■ **Activity**
Would you print every entry exactly as it appears?

** Data for analysis follows **

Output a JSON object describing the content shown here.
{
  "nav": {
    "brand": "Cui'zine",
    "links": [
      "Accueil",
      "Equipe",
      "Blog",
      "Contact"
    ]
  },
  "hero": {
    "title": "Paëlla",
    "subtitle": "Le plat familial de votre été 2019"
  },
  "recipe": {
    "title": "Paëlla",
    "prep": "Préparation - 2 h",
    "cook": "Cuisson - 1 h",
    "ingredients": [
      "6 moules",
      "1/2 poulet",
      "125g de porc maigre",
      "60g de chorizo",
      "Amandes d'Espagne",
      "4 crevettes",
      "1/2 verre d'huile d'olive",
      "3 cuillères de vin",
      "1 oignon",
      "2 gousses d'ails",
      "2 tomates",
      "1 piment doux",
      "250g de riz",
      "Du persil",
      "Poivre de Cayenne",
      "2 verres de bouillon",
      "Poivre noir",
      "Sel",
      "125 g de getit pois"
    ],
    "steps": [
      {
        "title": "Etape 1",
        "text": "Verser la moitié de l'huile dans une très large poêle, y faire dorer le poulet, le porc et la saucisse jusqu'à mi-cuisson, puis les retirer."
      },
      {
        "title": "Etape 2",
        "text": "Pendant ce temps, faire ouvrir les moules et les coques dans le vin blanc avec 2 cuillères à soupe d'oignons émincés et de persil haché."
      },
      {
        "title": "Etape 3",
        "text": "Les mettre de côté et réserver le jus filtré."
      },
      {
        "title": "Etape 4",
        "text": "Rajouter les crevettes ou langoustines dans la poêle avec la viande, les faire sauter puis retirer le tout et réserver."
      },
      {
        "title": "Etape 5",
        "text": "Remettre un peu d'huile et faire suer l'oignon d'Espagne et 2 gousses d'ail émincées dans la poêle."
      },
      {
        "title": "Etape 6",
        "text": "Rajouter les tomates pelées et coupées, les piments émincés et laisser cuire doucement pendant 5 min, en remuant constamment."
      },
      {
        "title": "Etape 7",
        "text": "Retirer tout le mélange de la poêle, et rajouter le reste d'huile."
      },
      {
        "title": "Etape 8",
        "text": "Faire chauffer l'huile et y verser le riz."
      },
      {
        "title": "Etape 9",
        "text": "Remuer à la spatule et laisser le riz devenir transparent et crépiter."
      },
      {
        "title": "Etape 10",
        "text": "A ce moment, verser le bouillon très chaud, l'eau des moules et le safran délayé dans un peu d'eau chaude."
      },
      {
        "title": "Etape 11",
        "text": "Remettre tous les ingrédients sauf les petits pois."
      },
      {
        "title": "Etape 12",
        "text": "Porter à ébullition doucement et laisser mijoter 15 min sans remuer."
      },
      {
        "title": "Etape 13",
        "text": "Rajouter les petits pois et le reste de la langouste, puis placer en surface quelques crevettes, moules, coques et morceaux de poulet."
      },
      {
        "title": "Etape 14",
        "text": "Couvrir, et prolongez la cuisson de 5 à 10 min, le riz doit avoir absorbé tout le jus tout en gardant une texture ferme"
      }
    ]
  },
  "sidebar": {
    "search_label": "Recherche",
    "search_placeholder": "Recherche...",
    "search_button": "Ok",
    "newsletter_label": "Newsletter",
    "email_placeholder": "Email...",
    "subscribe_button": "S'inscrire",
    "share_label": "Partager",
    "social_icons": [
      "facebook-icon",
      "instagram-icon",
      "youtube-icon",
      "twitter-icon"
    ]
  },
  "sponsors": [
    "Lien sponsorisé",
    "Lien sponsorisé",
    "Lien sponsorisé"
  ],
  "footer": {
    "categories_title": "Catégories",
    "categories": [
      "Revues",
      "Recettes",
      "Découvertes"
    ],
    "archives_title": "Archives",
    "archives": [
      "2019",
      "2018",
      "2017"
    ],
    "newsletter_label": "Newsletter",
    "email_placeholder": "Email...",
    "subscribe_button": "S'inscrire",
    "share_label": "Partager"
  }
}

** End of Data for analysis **

■ **Answer**
Output a JSON object describing the content shown here.
{
  "nav": {
    "brand": "Cui'zine",
    "links": [
      "Accueil",
      "Equipe",
      "Blog",
      "Contact"
    ]
  },
  "hero": {
    "title": "Paëlla",
    "subtitle": "Le plat familial de votre été 2019"
  },
  "recipe": {
    "title": "Paëlla",
    "prep": "Préparation - 2 h",
    "cook": "Cuisson - 1 h",
    "ingredients": [
      "6 moules",
      "1/2 poulet",
      "125g de porc maigre",
      "60g de chorizo",
      "Amandes d'Espagne",
      "4 crevettes",
      "1/2 verre d'huile d'olive",
      "3 cuillères de vin",
      "1 oignon",
      "2 gousses d'ails",
      "2 tomates",
      "1 piment doux",
      "250g de riz",
      "Du persil",
      "Poivre de Cayenne",
      "2 verres de bouillon",
      "Poivre noir",
      "Sel",
      "125 g de getit pois"
    ],
    "steps": [
      {
        "title": "Etape 1",
        "text": "Verser la moitié de l'huile dans une très large poêle, y faire dorer le poulet, le porc et la saucisse jusqu'à mi-cuisson, puis les retirer."
      },
      {
        "title": "Etape 2",
        "text": "Pendant ce temps, faire ouvrir les moules et les coques dans le vin blanc avec 2 cuillères à soupe d'oignons émincés et de persil haché."
      },
      {
        "title": "Etape 3",
        "text": "Les mettre de côté et réserver le jus filtré."
      },
      {
        "title": "Etape 4",
        "text": "Rajouter les crevettes ou langoustines dans la poêle avec la viande, les faire sauter puis retirer le tout et réserver."
      },
      {
        "title": "Etape 5",
        "text": "Remettre un peu d'huile et faire suer l'oignon d'Espagne et 2 gousses d'ail émincées dans la poêle."
      },
      {
        "title": "Etape 6",
        "text": "Rajouter les tomates pelées et coupées, les piments émincés et laisser cuire doucement pendant 5 min, en remuant constamment."
      },
      {
        "title": "Etape 7",
        "text": "Retirer tout le mélange de la poêle, et rajouter le reste d'huile."
      },
      {
        "title": "Etape 8",
        "text": "Faire chauffer l'huile et y verser le riz."
      },
      {
        "title": "Etape 9",
        "text": "Remuer à la spatule et laisser le riz devenir transparent et crépiter."
      },
      {
        "title": "Etape 10",
        "text": "A ce moment, verser le bouillon très chaud, l'eau des moules et le safran délayé dans un peu d'eau chaude."
      },
      {
        "title": "Etape 11",
        "text": "Remettre tous les ingrédients sauf les petits pois."
      },
      {
        "title": "Etape 12",
        "text": "Porter à ébullition doucement et laisser mijoter 15 min sans remuer."
      },
      {
        "title": "Etape 13",
        "text": "Rajouter les petits pois et le reste de la langouste, puis placer en surface quelques crevettes, moules, coques et morceaux de poulet."
      },
      {
        "title": "Etape 14",
        "text": "Couvrir, et prolongez la cuisson de 5 à 10 min, le riz doit avoir absorbé tout le jus tout en gardant une texture ferme"
      }
    ]
  },
  "sidebar": {
    "search_label": "Recherche",
    "search_placeholder": "Recherche...",
    "search_button": "Ok",
    "newsletter_label": "Newsletter",
    "email_placeholder": "Email...",
    "subscribe_button": "S'inscrire",
    "share_label": "Partager",
    "social_icons": [
      "facebook-icon",
      "instagram-icon",
      "youtube-icon",
      "twitter-icon"
    ]
  },
  "sponsors": [
    "Lien sponsorisé",
    "Lien sponsorisé",
    "Lien sponsorisé"
  ],
  "footer": {
    "categories_title": "Catégories",
    "categories": [
      "Revues",
      "Recettes",
      "Découvertes"
    ],
    "archives_title": "Archives",
    "archives": [
      "2019",
      "2018",
      "2017"
    ],
    "newsletter_label": "Newsletter",
    "email_placeholder": "Email...",
    "subscribe_button": "S'inscrire",
    "share_label": "Partager"
  }
}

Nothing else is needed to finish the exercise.